__RECORDS TO USE__.
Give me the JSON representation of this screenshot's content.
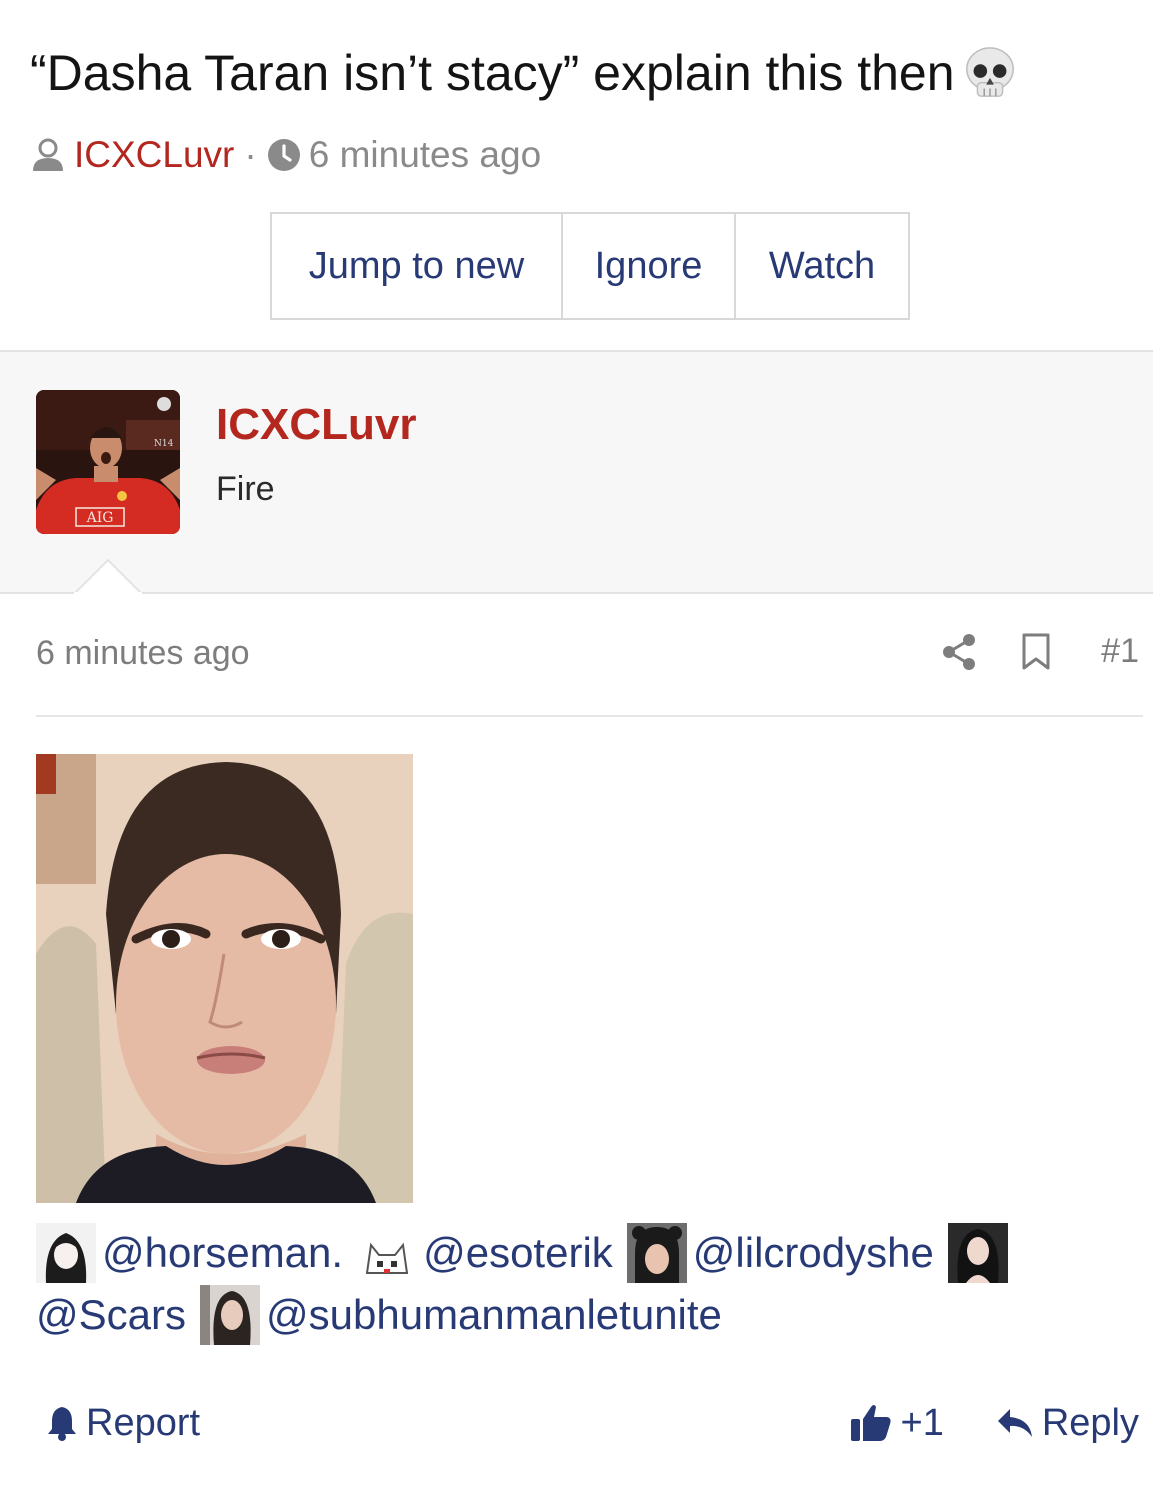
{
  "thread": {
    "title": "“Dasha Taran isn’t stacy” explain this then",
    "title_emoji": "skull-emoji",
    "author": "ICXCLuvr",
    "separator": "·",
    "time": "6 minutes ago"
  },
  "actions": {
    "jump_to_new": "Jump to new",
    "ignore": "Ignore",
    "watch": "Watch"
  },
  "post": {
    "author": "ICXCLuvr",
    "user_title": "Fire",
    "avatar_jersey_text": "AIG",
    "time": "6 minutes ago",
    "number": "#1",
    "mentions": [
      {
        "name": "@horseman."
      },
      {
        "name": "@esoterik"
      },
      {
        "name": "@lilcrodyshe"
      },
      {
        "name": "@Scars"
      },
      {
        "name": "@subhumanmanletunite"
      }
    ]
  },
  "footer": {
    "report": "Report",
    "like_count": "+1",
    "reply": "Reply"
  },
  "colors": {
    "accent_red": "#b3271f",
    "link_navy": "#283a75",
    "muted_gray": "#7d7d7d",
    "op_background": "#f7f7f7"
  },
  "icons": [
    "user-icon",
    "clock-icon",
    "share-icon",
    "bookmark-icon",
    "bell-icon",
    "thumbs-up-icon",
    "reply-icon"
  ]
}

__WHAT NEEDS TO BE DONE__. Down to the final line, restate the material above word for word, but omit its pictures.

__ANSWER FOR THE TASK__.
Give me the JSON representation of this screenshot's content.
{
  "thread": {
    "title": "“Dasha Taran isn’t stacy” explain this then",
    "title_emoji": "skull-emoji",
    "author": "ICXCLuvr",
    "separator": "·",
    "time": "6 minutes ago"
  },
  "actions": {
    "jump_to_new": "Jump to new",
    "ignore": "Ignore",
    "watch": "Watch"
  },
  "post": {
    "author": "ICXCLuvr",
    "user_title": "Fire",
    "avatar_jersey_text": "AIG",
    "time": "6 minutes ago",
    "number": "#1",
    "mentions": [
      {
        "name": "@horseman."
      },
      {
        "name": "@esoterik"
      },
      {
        "name": "@lilcrodyshe"
      },
      {
        "name": "@Scars"
      },
      {
        "name": "@subhumanmanletunite"
      }
    ]
  },
  "footer": {
    "report": "Report",
    "like_count": "+1",
    "reply": "Reply"
  },
  "colors": {
    "accent_red": "#b3271f",
    "link_navy": "#283a75",
    "muted_gray": "#7d7d7d",
    "op_background": "#f7f7f7"
  },
  "icons": [
    "user-icon",
    "clock-icon",
    "share-icon",
    "bookmark-icon",
    "bell-icon",
    "thumbs-up-icon",
    "reply-icon"
  ]
}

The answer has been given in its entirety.